Blockhouses may be made of masonry where available, but were made from heavy timbers, sometimes logs arranged in the manner of a log cabin. They were two or three floors, with all storeys being provided with embrasures or loopholes, the uppermost storey would be roofed. If the structure was of timber the upper storey would project outward from the lower so the upper storey defenders could fire on enemies attacking the lower storey, or pour water on any fires; when the structure had only one storey, its loopholes were placed close to the ceiling, with a bench lining the walls inside for defenders to stand on, so that attackers could not reach the loopholes. Blockhouses were entered via a sturdy, barred door at ground level. Most blockhouses were square in plan, but some of the more elaborate ones were hexagonal or octagonal, to provide better all-around fire. In some cases, blockhouses became the basis for complete forts, by building a palisade with the blockhouse at one corner, a second tower at the opposite corner.

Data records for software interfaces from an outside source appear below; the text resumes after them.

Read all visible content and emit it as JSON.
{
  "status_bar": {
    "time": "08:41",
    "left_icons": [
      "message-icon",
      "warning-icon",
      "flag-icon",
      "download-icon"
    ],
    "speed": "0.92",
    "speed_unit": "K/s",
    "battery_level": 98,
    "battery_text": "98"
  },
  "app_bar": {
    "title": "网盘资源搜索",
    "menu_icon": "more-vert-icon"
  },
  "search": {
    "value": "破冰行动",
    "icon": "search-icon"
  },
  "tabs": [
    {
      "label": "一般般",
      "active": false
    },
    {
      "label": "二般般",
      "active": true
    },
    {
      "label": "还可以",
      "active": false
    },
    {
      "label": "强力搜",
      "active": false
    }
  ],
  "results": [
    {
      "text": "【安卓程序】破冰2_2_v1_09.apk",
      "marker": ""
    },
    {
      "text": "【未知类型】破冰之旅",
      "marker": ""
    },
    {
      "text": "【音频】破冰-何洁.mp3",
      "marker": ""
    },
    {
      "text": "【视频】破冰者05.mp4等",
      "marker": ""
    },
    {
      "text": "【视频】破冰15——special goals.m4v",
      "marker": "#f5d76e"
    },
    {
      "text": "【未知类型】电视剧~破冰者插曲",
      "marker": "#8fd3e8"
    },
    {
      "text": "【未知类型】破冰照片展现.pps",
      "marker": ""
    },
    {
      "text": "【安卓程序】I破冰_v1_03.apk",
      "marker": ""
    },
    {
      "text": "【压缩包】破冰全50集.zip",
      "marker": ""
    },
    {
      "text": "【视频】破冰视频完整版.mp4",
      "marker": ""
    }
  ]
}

Many historical stone blockhouses have survived, a few timber ones have been restored at historical sites. In New Zealand, the Cameron Blockhouse, near Whanganui, is one of the few blockhouses to survive from the New Zealand land wars. During the Second Boer War the British forces built a large number of fortifications in South Africa. Around 441 were solid masonry blockhouses, many of which stand today. Different designs were used in the construction of these blockhouses, but most were either two or three story structures built using locally quarried stone; however the vast scale of British strategy led the British to develop cheaper, double-skinned corrugated iron structures. These could be prefabricated, delivered to site by armoured train, have locally sourced rocks or rubble packed inside the double skin to provide improved protection. A circular design developed by Major Rice in February 1901 had good all round visibility, the lack of corners did away with the need for a substructure. Failure due to wood rot and splintering when hit by bullets or shrapnel were eliminated.
The steel door to the blockhouse was sheltered by another piece of corrugated iron. The Major Rice blockhouse could be erected in six hours by six trained men. With the change from square gabled roofs to a circular design, they were given the nickname "Pepperpot blockhouse". With mass production the cost to build a blockhouse dropped down to £16, compared to several hundred pounds for masonry ones; these blockhouses played a vital role in the p